Teen Talk
“Saying no to peer pressure” Do you feel the pressure to be like the “In” crowd? Do you find yourself saying what you think because it’s what you believe, or do you say what you think everyone else believes?

Teen's Teen’s
Everyone has felt the pressure to be accepted and to follow group standards. The desire to be accepted by a particular group sometimes pressures people to do things they really don’t want to do. For example: Have you felt pressured by friends to drive your parent’s car without a license, try drugs at a party, cheat on a test, or have sex with someone you don’t know well (or even someone you do know?)

This doesn’t mean all teenagers do things because of pressure from friends. A lot of teens do things because they want to, not because their friends are doing them. Your choice to go along with friends sometimes can get in the way of what you value or what you know is right. Can you take a different stand than your friends? Are you willing to take the risks of putting up with their teasing or put–downs? Doing what you believe to be in your best interest takes courage, self–confidence, and self–esteem. The bottom line is whether you want to take the responsibility of making your own decisions or whether you’re willing to let others make the choices. If you have high self esteem, you can usually trust yourself to make good decisions. These good decisions translate to your Teenage Bill of Rights.

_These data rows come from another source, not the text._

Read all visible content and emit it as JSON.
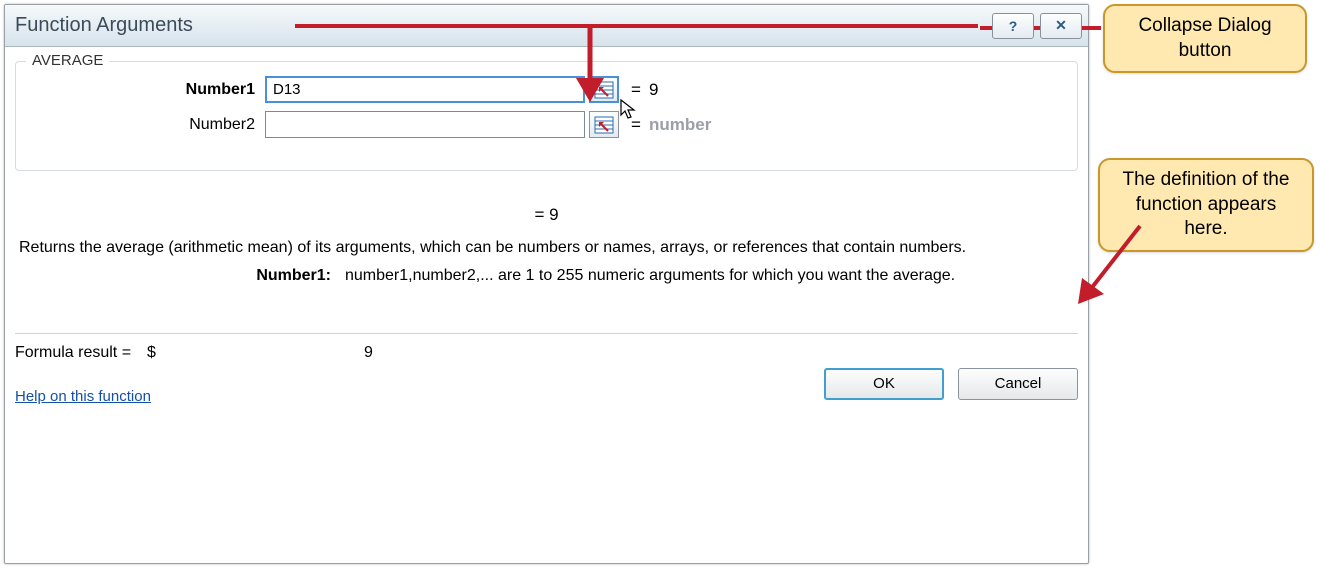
{
  "dialog": {
    "title": "Function Arguments",
    "function_name": "AVERAGE",
    "args": [
      {
        "label": "Number1",
        "value": "D13",
        "result": "9",
        "bold": true,
        "highlighted": true
      },
      {
        "label": "Number2",
        "value": "",
        "result": "number",
        "bold": false,
        "highlighted": false
      }
    ],
    "mid_result": "=   9",
    "description": "Returns the average (arithmetic mean) of its arguments, which can be numbers or names, arrays, or references that contain numbers.",
    "arg_help_label": "Number1:",
    "arg_help_text": "number1,number2,... are 1 to 255 numeric arguments for which you want the average.",
    "formula_result_label": "Formula result =",
    "formula_result_currency": "$",
    "formula_result_value": "9",
    "help_link": "Help on this function",
    "buttons": {
      "ok": "OK",
      "cancel": "Cancel"
    },
    "titlebar_help_glyph": "?",
    "titlebar_close_glyph": "✕"
  },
  "callouts": {
    "c1": "Collapse Dialog button",
    "c2": "The definition of the function appears here."
  }
}
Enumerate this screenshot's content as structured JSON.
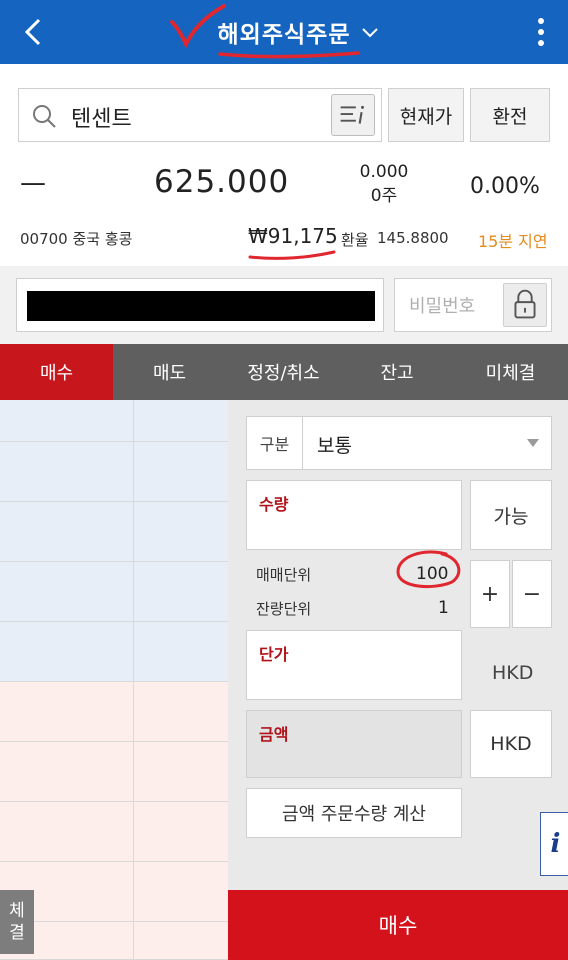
{
  "header": {
    "title": "해외주식주문",
    "bg_color": "#1565c0"
  },
  "search": {
    "value": "텐센트"
  },
  "buttons": {
    "current_price": "현재가",
    "exchange": "환전"
  },
  "quote": {
    "change_sign": "—",
    "price": "625.000",
    "change_amount": "0.000",
    "volume": "0주",
    "change_pct": "0.00%"
  },
  "info": {
    "code_market": "00700 중국 홍콩",
    "krw_price": "₩91,175",
    "rate_label": "환율",
    "rate_value": "145.8800",
    "delay": "15분 지연"
  },
  "account": {
    "password_placeholder": "비밀번호"
  },
  "tabs": [
    {
      "label": "매수",
      "active": true
    },
    {
      "label": "매도",
      "active": false
    },
    {
      "label": "정정/취소",
      "active": false
    },
    {
      "label": "잔고",
      "active": false
    },
    {
      "label": "미체결",
      "active": false
    }
  ],
  "form": {
    "gubun_label": "구분",
    "gubun_value": "보통",
    "qty_label": "수량",
    "available_btn": "가능",
    "trade_unit_label": "매매단위",
    "trade_unit_value": "100",
    "odd_unit_label": "잔량단위",
    "odd_unit_value": "1",
    "plus": "+",
    "minus": "−",
    "price_label": "단가",
    "price_currency": "HKD",
    "amount_label": "금액",
    "amount_currency": "HKD",
    "calc_btn": "금액 주문수량 계산",
    "info_glyph": "i"
  },
  "side": {
    "fills_line1": "체",
    "fills_line2": "결"
  },
  "buy_button": "매수",
  "colors": {
    "accent_red": "#d3121b",
    "tab_bg": "#5f5f5f",
    "ask_bg": "#e8eef8",
    "bid_bg": "#fdeeec",
    "delay": "#e58a1f"
  }
}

You have the right to: There probably will always be pressure to do what the group wants and what you as an individual want. If your friends value you as an individual, you’ll probably find it easier to say no when you want to say no.